On July 1, 2000, the California Medical Board was given the authority for four investigator positions that established the Operation Safe Medicine (OSM) unit whose sole purpose was to investigate complaints of unlicensed medical activity. This unit also worked with other regulatory and law enforcement agencies to find unlicensed facilities. The Board summarized the performance of OSM in the 2012 Sunset Review Report to the California Legislature. The Report said that the volume and seriousness of the cases thus far investigated by OSM underscores the importance of this unit. Cases that staff investigated include the unlicensed practice of midwifery (result: conviction); a subject stealing the identity of a physician assistant and forging documents (felony charges filed); the unlicensed practice of medicine resulting in burns to a patient from a cosmetic procedure (felony charges filed); and a myriad of other violations of law. OSM has developed such an excellent reputation as a group of highly skilled, specialized and effective investigators of unlicensed practice . It is now receiving referrals from other law enforcement agencies, including the Orange County and Los Angeles County District Attorney’s offices.  The Report highlighted some examples of fake doctors.

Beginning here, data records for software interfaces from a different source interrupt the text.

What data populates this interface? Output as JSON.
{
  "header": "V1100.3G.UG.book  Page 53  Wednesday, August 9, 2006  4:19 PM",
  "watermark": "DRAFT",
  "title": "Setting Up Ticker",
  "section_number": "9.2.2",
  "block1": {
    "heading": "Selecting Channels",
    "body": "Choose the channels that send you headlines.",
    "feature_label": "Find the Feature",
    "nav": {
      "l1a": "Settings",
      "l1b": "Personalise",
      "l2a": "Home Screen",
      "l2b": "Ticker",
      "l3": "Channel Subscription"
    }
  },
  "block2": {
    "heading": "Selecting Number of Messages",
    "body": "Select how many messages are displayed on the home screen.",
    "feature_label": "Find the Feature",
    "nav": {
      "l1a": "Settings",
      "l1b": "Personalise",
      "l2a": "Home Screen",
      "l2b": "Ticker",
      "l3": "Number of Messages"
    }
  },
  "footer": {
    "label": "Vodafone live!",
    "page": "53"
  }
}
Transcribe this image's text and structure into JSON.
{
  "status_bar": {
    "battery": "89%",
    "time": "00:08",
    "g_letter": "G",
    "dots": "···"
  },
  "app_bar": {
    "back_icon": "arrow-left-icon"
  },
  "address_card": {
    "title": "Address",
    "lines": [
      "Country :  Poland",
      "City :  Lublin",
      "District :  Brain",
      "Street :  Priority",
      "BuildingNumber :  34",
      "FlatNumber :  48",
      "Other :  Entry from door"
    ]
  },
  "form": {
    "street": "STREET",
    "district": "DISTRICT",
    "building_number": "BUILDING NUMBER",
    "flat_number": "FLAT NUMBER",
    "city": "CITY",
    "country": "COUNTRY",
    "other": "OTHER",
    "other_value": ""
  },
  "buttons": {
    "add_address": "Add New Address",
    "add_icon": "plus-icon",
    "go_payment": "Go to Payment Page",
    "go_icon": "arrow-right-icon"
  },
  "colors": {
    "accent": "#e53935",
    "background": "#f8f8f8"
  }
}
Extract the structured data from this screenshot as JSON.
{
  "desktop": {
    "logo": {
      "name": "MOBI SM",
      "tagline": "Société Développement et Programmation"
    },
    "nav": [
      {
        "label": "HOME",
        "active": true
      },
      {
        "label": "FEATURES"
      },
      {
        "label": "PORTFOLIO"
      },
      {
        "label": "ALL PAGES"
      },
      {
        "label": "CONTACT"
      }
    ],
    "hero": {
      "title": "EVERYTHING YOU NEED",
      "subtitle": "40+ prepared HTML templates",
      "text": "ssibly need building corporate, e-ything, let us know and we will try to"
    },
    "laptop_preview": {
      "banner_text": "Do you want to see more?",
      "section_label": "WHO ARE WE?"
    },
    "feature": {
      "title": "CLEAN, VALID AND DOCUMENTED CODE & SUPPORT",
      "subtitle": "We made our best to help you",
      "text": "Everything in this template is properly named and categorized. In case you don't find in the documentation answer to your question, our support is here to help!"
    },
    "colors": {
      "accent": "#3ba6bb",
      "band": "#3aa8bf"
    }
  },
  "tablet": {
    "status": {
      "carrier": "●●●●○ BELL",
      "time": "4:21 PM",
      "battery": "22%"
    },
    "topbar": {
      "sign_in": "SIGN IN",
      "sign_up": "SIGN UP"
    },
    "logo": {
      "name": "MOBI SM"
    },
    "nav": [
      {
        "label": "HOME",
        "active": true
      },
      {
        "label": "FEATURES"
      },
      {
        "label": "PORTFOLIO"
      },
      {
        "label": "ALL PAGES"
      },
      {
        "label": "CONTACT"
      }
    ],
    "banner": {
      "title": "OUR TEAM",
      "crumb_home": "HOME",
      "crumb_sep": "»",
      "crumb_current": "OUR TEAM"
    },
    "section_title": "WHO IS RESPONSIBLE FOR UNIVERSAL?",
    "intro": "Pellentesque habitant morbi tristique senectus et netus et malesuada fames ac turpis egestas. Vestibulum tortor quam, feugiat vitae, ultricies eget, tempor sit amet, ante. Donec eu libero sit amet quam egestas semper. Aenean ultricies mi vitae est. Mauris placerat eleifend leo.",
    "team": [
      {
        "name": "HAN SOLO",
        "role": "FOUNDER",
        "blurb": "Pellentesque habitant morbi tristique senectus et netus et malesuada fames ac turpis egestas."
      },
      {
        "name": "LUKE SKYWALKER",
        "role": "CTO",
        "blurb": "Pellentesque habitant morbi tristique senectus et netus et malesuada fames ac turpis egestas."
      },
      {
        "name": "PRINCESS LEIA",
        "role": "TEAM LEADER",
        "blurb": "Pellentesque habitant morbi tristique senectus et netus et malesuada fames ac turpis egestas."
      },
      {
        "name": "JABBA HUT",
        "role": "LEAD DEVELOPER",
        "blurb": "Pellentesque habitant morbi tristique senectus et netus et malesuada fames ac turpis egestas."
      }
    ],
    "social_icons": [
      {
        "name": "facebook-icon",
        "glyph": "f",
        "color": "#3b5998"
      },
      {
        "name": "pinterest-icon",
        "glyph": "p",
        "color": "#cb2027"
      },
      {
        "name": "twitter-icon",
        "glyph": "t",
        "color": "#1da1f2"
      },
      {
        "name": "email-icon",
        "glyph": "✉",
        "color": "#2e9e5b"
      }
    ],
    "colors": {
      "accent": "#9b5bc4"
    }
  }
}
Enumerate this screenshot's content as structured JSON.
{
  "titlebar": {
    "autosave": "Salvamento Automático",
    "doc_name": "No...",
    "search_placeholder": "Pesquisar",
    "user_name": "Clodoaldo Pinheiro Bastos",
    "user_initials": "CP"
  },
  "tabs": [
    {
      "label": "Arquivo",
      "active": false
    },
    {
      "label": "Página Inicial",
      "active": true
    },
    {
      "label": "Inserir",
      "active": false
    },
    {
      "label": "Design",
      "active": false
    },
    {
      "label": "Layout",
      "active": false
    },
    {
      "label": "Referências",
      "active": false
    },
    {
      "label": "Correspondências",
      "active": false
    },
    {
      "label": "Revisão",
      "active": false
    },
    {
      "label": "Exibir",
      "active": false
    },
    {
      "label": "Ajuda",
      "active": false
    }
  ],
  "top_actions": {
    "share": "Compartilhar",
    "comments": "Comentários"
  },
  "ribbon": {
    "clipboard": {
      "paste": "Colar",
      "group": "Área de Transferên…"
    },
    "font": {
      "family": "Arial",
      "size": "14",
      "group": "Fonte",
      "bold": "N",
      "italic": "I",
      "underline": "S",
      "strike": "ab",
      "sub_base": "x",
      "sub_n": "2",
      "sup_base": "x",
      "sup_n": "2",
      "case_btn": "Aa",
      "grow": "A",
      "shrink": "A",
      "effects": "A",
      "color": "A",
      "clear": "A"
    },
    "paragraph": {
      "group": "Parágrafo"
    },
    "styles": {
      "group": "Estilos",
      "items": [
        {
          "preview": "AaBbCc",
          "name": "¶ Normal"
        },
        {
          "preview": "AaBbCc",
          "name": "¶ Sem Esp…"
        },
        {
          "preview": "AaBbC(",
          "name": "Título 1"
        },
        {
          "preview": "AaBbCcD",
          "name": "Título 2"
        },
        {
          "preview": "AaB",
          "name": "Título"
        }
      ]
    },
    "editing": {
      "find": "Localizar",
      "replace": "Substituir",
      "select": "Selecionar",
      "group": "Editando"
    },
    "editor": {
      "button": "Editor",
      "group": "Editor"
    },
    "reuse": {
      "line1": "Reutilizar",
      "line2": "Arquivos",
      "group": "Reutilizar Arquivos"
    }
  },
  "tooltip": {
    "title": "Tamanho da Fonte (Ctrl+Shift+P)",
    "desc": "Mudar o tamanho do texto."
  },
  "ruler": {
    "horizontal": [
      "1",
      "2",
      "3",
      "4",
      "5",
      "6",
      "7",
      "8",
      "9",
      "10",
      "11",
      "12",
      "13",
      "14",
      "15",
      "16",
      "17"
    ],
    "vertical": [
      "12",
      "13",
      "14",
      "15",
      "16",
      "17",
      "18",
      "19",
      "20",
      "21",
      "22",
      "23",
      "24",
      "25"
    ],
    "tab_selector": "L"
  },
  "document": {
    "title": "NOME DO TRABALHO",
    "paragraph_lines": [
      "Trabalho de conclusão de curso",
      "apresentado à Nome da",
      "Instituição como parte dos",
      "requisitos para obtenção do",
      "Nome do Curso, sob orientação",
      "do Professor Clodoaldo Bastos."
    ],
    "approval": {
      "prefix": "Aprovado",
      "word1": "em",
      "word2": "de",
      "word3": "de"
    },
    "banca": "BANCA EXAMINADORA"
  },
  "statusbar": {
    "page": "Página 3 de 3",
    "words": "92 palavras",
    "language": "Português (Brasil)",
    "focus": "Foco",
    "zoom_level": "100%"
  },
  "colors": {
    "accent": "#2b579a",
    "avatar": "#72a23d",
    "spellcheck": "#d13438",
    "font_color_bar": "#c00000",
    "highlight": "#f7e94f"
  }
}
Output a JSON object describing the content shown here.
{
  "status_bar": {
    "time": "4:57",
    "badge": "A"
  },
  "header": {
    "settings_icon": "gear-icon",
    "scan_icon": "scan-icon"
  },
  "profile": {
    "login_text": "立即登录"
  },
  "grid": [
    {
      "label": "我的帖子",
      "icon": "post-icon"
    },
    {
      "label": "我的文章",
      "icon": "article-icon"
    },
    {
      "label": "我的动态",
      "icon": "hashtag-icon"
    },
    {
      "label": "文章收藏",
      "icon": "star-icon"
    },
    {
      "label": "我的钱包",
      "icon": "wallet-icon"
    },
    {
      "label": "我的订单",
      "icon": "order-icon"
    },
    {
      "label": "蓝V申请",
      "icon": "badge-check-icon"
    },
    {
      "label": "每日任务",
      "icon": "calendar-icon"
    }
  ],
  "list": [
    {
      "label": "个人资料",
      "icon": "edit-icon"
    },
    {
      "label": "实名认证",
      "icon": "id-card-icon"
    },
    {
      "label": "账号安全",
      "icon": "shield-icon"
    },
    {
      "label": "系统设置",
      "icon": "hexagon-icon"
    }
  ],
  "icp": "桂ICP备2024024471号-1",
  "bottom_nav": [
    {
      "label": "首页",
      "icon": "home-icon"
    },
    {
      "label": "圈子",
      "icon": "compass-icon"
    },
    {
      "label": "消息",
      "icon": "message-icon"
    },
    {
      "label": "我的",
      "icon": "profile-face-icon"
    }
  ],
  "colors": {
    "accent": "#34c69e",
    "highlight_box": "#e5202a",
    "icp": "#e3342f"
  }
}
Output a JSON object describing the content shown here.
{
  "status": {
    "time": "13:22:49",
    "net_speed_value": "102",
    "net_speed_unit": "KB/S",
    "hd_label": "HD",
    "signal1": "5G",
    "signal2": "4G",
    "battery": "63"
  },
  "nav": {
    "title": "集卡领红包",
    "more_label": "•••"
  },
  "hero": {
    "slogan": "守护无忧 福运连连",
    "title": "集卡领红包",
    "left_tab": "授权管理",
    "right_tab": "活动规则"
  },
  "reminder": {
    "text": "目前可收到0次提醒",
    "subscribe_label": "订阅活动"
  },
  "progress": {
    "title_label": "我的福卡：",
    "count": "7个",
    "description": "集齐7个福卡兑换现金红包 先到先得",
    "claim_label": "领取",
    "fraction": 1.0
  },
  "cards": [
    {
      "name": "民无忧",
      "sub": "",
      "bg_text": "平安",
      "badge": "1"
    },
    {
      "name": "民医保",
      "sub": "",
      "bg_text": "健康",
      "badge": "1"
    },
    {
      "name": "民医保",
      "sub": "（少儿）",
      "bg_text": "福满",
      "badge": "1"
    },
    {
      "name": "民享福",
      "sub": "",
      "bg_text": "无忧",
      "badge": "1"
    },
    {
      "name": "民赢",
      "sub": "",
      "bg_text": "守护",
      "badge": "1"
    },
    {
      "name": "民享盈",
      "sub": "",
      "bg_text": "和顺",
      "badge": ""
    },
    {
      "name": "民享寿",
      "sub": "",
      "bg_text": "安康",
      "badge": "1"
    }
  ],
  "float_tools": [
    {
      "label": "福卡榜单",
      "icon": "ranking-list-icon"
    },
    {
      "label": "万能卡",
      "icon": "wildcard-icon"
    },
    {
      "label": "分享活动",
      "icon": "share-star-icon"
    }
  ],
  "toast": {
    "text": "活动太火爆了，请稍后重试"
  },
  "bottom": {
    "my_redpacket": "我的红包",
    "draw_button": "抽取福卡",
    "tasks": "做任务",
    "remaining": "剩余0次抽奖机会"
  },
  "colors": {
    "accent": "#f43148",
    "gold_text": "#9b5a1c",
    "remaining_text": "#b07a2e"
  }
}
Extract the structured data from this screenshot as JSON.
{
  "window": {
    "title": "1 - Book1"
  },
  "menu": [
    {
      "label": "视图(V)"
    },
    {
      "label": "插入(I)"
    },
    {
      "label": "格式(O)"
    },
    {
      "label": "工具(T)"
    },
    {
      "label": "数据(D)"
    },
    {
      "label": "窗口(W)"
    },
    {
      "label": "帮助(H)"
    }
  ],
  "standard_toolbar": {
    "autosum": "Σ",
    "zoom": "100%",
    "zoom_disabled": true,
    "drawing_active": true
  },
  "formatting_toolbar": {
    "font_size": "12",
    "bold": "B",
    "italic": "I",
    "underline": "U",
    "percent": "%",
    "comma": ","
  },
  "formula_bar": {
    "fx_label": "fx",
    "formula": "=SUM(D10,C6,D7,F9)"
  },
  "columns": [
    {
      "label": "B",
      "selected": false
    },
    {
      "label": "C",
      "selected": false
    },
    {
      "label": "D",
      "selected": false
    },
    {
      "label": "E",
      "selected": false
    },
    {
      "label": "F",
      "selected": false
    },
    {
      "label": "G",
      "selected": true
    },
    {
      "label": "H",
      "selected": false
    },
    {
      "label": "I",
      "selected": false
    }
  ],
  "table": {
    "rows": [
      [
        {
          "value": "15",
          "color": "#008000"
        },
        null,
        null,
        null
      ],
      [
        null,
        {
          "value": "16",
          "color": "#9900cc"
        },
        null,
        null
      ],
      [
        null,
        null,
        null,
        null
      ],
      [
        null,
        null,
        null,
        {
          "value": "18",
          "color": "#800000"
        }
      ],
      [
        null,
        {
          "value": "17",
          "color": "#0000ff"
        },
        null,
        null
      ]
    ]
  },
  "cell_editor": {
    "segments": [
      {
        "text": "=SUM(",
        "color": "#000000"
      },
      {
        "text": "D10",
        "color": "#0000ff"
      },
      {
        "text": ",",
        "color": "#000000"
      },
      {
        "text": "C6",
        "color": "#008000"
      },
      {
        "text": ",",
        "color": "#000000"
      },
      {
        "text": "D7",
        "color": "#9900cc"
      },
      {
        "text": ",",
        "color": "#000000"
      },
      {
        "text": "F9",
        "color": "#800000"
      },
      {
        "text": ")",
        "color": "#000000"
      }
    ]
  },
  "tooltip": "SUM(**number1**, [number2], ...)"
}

The San Jose office investigated an unlicensed individual who was performing hemorrhoid surgery and almost killed a man when his colon was perforated with a prong.

In the San Francisco area, an unlicensed individual, Carlos Guzmangarza, 49, performed liposuction in an unsanitary office while smoking a cigar and not wearing gloves. The victim held her own IV bag because there was no assistant. Board investigators executed a search and arrest warrant . The subject was charged with over 35 felonies. Guzmangarza assumed the identity of a physician assistant who shared a similar name and ran Derma Clinic, a dermatology office on Mission Street in San Francisco. After an initial round of press coverage spurred additional victims to come forward, prosecutors filed amended charges against him. They included practicing medicine without a license, false impersonation, identity theft, rape and grand theft.

In the San Jose area, a disbarred attorney was practicing medicine at Shiny Toes clinics in San Francisco and San Ramon using a laser to cure toenail fungus. One child’s toenails fell off because of the treatment. Search and arrest warrants were served. The subject was convicted of 19 felonies. Cary Silberman was sentenced to four years and eight months on charges of practicing medicine without a license

In the Pleasant Hill office, an unlicensed individual was convicted after injecting an unknown substance into the faces of female victims, causing permanent disfigurement.

In the San Jose area, an unlicensed individual was convicted and is serving seven years in prison for performing face lifts with Exacto knives.

Other cases investigated by the unit have focused on vendors selling “big eye” contact lenses in Los Angeles. The lenses are popular in Asia and make the iris of the eye appear larger, but they can also cause eye damage.

Other states have had a similar problem. William Hamman  shared millions in grants, had university and hospital posts, and bragged of work for prestigious medical groups. An Associated Press story featured him leading a teamwork training session at an American College of Cardiology convention. He duped hospitals, universities and even the AMA. But it turns out Hamman isn’t a cardiologist or even a doctor. The AP found he had no medical residency, fellowship, doctoral degree or the 15 years of clinical experience he claimed. He attended medical school for a few years but withdrew and didn’t graduate. Ernest Addo stole a physician’s identity and pretended to be a doctor for a year in South Carolina.  He was hired as a general practitioner and provided the kind of exams patients would receive during a visit to the family doctor. Authorities said he also wrote prescriptions, including some for himself.  also worked as a contract doctor for the South Carolina Department of Mental Health, filling in for a doctor on medical leave.  After he made a small mistake on a death certificate. South Carolina health officials trying to fix the error contacted the doctor Addo was impersonating. He told them he hadn’t practiced medicine for a year in the state. This month an Annapolis woman was accused of faking medical license and treating pediatric patients.  The Huffington Post has a page of fake doctor stories.

It would seem prudent claims practice in this climate to check and double check the identity and licensure of unknown treating physicians.  The Medical Board of California website allows public access to license information and is a good starting point.  Other professions such as chiropractors, and psychologists can similarly have license status verified online.